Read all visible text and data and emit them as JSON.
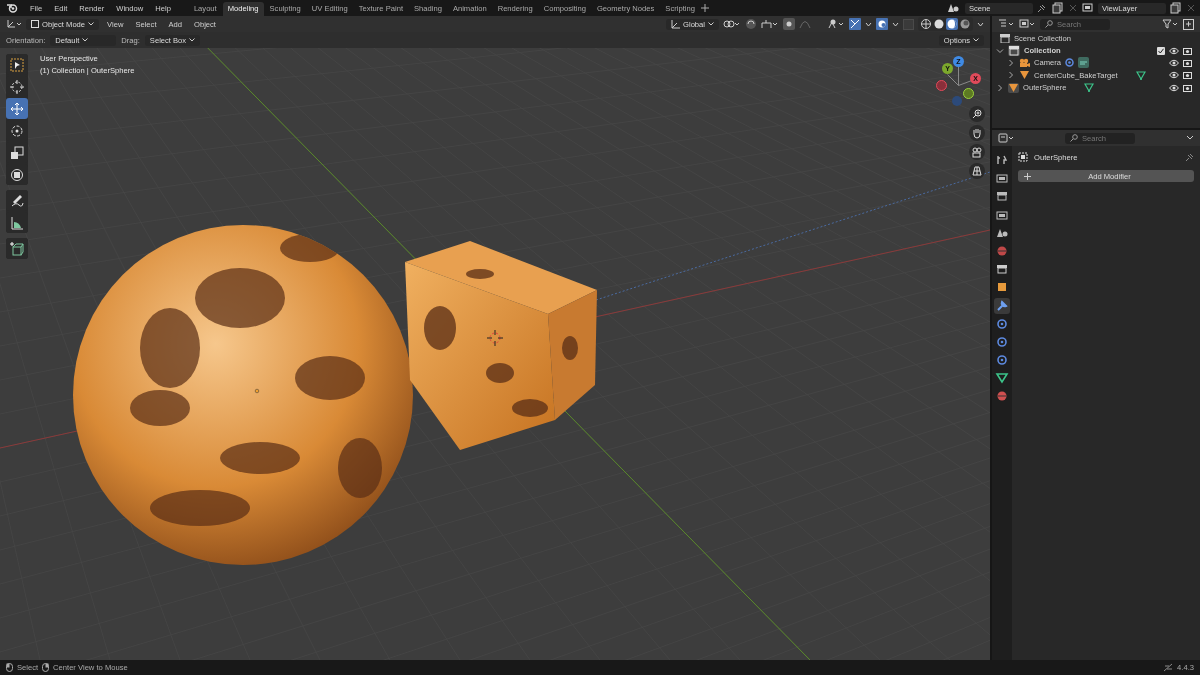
{
  "menu": [
    "File",
    "Edit",
    "Render",
    "Window",
    "Help"
  ],
  "workspaces": [
    {
      "label": "Layout",
      "selected": false
    },
    {
      "label": "Modeling",
      "selected": true
    },
    {
      "label": "Sculpting",
      "selected": false
    },
    {
      "label": "UV Editing",
      "selected": false
    },
    {
      "label": "Texture Paint",
      "selected": false
    },
    {
      "label": "Shading",
      "selected": false
    },
    {
      "label": "Animation",
      "selected": false
    },
    {
      "label": "Rendering",
      "selected": false
    },
    {
      "label": "Compositing",
      "selected": false
    },
    {
      "label": "Geometry Nodes",
      "selected": false
    },
    {
      "label": "Scripting",
      "selected": false
    }
  ],
  "scene": {
    "name": "Scene"
  },
  "view_layer": {
    "name": "ViewLayer"
  },
  "viewport_header": {
    "mode": "Object Mode",
    "menus": [
      "View",
      "Select",
      "Add",
      "Object"
    ],
    "orientation": "Global",
    "shading_modes": [
      {
        "kind": "wireframe",
        "selected": false
      },
      {
        "kind": "solid",
        "selected": false
      },
      {
        "kind": "material",
        "selected": true
      },
      {
        "kind": "rendered",
        "selected": false
      }
    ]
  },
  "tool_settings": {
    "orientation_label": "Orientation:",
    "orientation": "Default",
    "drag_label": "Drag:",
    "drag": "Select Box",
    "options": "Options"
  },
  "viewport": {
    "view_name": "User Perspective",
    "object_info": "(1) Collection | OuterSphere",
    "gizmo_labels": [
      "Z",
      "Y",
      "X"
    ]
  },
  "tool_groups": [
    [
      {
        "kind": "select",
        "selected": false
      },
      {
        "kind": "cursor",
        "selected": false
      },
      {
        "kind": "move",
        "selected": true
      },
      {
        "kind": "rotate",
        "selected": false
      },
      {
        "kind": "scale",
        "selected": false
      },
      {
        "kind": "transform",
        "selected": false
      }
    ],
    [
      {
        "kind": "annotate",
        "selected": false
      },
      {
        "kind": "measure",
        "selected": false
      }
    ],
    [
      {
        "kind": "add-cube",
        "selected": false
      }
    ]
  ],
  "outliner": {
    "search_placeholder": "Search",
    "root": "Scene Collection",
    "items": [
      {
        "name": "Collection",
        "kind": "collection",
        "expanded": true,
        "checked": true,
        "children": [
          {
            "name": "Camera",
            "kind": "camera",
            "expanded": false
          },
          {
            "name": "CenterCube_BakeTarget",
            "kind": "mesh",
            "expanded": false
          }
        ]
      },
      {
        "name": "OuterSphere",
        "kind": "mesh",
        "expanded": false
      }
    ]
  },
  "properties": {
    "search_placeholder": "Search",
    "object_name": "OuterSphere",
    "add_modifier": "Add Modifier",
    "tabs": [
      {
        "kind": "tool",
        "selected": false
      },
      {
        "kind": "render",
        "selected": false
      },
      {
        "kind": "output",
        "selected": false
      },
      {
        "kind": "view-layer",
        "selected": false
      },
      {
        "kind": "scene",
        "selected": false
      },
      {
        "kind": "world",
        "selected": false
      },
      {
        "kind": "collection",
        "selected": false
      },
      {
        "kind": "object",
        "selected": false
      },
      {
        "kind": "modifier",
        "selected": true
      },
      {
        "kind": "particles",
        "selected": false
      },
      {
        "kind": "physics",
        "selected": false
      },
      {
        "kind": "constraints",
        "selected": false
      },
      {
        "kind": "data",
        "selected": false
      },
      {
        "kind": "material",
        "selected": false
      }
    ]
  },
  "status_bar": {
    "hints": [
      "Select",
      "Center View to Mouse"
    ],
    "version": "4.4.3"
  }
}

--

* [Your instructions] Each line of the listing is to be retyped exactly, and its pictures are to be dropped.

* [Written reply]
Read all visible text and data and emit them as JSON.
{
  "menu": [
    "File",
    "Edit",
    "Render",
    "Window",
    "Help"
  ],
  "workspaces": [
    {
      "label": "Layout",
      "selected": false
    },
    {
      "label": "Modeling",
      "selected": true
    },
    {
      "label": "Sculpting",
      "selected": false
    },
    {
      "label": "UV Editing",
      "selected": false
    },
    {
      "label": "Texture Paint",
      "selected": false
    },
    {
      "label": "Shading",
      "selected": false
    },
    {
      "label": "Animation",
      "selected": false
    },
    {
      "label": "Rendering",
      "selected": false
    },
    {
      "label": "Compositing",
      "selected": false
    },
    {
      "label": "Geometry Nodes",
      "selected": false
    },
    {
      "label": "Scripting",
      "selected": false
    }
  ],
  "scene": {
    "name": "Scene"
  },
  "view_layer": {
    "name": "ViewLayer"
  },
  "viewport_header": {
    "mode": "Object Mode",
    "menus": [
      "View",
      "Select",
      "Add",
      "Object"
    ],
    "orientation": "Global",
    "shading_modes": [
      {
        "kind": "wireframe",
        "selected": false
      },
      {
        "kind": "solid",
        "selected": false
      },
      {
        "kind": "material",
        "selected": true
      },
      {
        "kind": "rendered",
        "selected": false
      }
    ]
  },
  "tool_settings": {
    "orientation_label": "Orientation:",
    "orientation": "Default",
    "drag_label": "Drag:",
    "drag": "Select Box",
    "options": "Options"
  },
  "viewport": {
    "view_name": "User Perspective",
    "object_info": "(1) Collection | OuterSphere",
    "gizmo_labels": [
      "Z",
      "Y",
      "X"
    ]
  },
  "tool_groups": [
    [
      {
        "kind": "select",
        "selected": false
      },
      {
        "kind": "cursor",
        "selected": false
      },
      {
        "kind": "move",
        "selected": true
      },
      {
        "kind": "rotate",
        "selected": false
      },
      {
        "kind": "scale",
        "selected": false
      },
      {
        "kind": "transform",
        "selected": false
      }
    ],
    [
      {
        "kind": "annotate",
        "selected": false
      },
      {
        "kind": "measure",
        "selected": false
      }
    ],
    [
      {
        "kind": "add-cube",
        "selected": false
      }
    ]
  ],
  "outliner": {
    "search_placeholder": "Search",
    "root": "Scene Collection",
    "items": [
      {
        "name": "Collection",
        "kind": "collection",
        "expanded": true,
        "checked": true,
        "children": [
          {
            "name": "Camera",
            "kind": "camera",
            "expanded": false
          },
          {
            "name": "CenterCube_BakeTarget",
            "kind": "mesh",
            "expanded": false
          }
        ]
      },
      {
        "name": "OuterSphere",
        "kind": "mesh",
        "expanded": false
      }
    ]
  },
  "properties": {
    "search_placeholder": "Search",
    "object_name": "OuterSphere",
    "add_modifier": "Add Modifier",
    "tabs": [
      {
        "kind": "tool",
        "selected": false
      },
      {
        "kind": "render",
        "selected": false
      },
      {
        "kind": "output",
        "selected": false
      },
      {
        "kind": "view-layer",
        "selected": false
      },
      {
        "kind": "scene",
        "selected": false
      },
      {
        "kind": "world",
        "selected": false
      },
      {
        "kind": "collection",
        "selected": false
      },
      {
        "kind": "object",
        "selected": false
      },
      {
        "kind": "modifier",
        "selected": true
      },
      {
        "kind": "particles",
        "selected": false
      },
      {
        "kind": "physics",
        "selected": false
      },
      {
        "kind": "constraints",
        "selected": false
      },
      {
        "kind": "data",
        "selected": false
      },
      {
        "kind": "material",
        "selected": false
      }
    ]
  },
  "status_bar": {
    "hints": [
      "Select",
      "Center View to Mouse"
    ],
    "version": "4.4.3"
  }
}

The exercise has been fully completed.